Within the past month, the South African National Space Agency (SANSA) has become a global player in space technology with the launch of Africa’s first nanosatellite, the assisting of India’s first Mars operation, and the unveiling of an ultramodern In-Orbit Testing (IOT) facility. South Africa’s nanosatellite, named ZACUBE-1, is set to be launched from Russia this week.
Built by students from the French South African Institute of Technology (F’SATI), the ZACUBE-1’s purpose is to collect data on the weather in space. Orbiting Earth 15 times a day, ZACUBE-1 will aid SANSA in joining forces with weather radar located in Antarctica.
The design and development of the ZACUBE-1 project has contributed to three scientific journal papers, to the graduation of 22 Master’s students, and towards the development of the African Space Innovation Centre. Working on the ZACUBE-1 has offered South African’s a unique learning experience never before offered in the continent.
SANSA also unveiled it’s new In-Orbit Testing facility this month, equipped with the equipment and infrastructure necessary to commission new satellites. This state-of-the-art facility located in Hartebeesthoek, has the ability to support international space launches, provide telemetry, and track and command satellites for global clients.
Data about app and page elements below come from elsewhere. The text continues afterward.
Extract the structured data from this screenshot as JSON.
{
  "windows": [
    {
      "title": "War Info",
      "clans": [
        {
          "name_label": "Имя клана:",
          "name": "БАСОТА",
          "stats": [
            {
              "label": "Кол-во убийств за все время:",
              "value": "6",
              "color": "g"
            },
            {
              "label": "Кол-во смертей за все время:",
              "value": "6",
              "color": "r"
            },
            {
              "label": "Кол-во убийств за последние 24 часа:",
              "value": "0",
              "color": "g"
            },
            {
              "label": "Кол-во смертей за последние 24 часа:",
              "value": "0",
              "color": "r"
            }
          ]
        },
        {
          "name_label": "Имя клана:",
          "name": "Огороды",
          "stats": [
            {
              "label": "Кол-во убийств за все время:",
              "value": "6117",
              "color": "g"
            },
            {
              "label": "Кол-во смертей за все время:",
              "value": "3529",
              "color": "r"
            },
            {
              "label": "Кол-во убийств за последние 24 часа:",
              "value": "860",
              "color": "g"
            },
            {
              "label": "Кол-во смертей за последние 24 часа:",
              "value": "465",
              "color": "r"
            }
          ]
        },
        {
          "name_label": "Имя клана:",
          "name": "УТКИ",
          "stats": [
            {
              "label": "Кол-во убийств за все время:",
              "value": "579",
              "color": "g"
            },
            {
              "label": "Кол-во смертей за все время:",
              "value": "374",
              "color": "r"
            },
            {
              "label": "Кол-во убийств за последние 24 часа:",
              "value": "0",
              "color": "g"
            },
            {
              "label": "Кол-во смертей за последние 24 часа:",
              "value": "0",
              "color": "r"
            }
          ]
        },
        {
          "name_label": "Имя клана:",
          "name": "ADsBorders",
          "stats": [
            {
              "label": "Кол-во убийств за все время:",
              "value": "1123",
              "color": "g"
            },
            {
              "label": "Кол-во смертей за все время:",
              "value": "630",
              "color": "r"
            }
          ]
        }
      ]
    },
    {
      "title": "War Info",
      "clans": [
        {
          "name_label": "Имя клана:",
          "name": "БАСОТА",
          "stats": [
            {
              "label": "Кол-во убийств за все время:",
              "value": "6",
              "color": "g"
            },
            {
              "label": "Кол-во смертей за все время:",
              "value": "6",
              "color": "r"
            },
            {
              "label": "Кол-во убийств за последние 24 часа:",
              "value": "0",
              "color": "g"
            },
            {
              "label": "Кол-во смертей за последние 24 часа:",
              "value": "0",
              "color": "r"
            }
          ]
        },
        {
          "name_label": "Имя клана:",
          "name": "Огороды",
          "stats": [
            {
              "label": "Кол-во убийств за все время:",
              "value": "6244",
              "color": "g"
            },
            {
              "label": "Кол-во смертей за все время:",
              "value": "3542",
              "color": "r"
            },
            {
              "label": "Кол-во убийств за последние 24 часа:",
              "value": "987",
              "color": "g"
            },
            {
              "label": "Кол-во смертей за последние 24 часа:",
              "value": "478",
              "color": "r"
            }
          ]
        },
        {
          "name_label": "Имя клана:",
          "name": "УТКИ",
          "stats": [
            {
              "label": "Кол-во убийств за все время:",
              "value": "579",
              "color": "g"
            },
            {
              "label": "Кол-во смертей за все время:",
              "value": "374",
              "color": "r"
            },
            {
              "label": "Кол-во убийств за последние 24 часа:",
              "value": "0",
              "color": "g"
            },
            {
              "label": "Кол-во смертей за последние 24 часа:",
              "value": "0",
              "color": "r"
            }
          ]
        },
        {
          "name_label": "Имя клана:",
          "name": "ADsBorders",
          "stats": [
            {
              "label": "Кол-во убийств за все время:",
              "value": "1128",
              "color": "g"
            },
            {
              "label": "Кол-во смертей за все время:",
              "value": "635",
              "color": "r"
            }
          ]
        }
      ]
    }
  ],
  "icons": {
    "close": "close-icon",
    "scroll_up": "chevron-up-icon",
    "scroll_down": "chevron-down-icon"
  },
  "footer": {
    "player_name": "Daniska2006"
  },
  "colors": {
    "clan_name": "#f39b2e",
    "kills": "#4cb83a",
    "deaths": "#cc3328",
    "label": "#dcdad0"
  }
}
Notably, SANSA announced last week that it would participate in India’s first Mars operation. SANSA will be providing command services, telemetry, and satellite tracking assistance. India’s Space Research Organization launched its Mars Orbiter Mission (MOM) spacecraft this month, and it was less than two hours after the launch that SANSA began participating in the operation by providing MOM with transfer-orbit support services (TOSS) via satellite signals.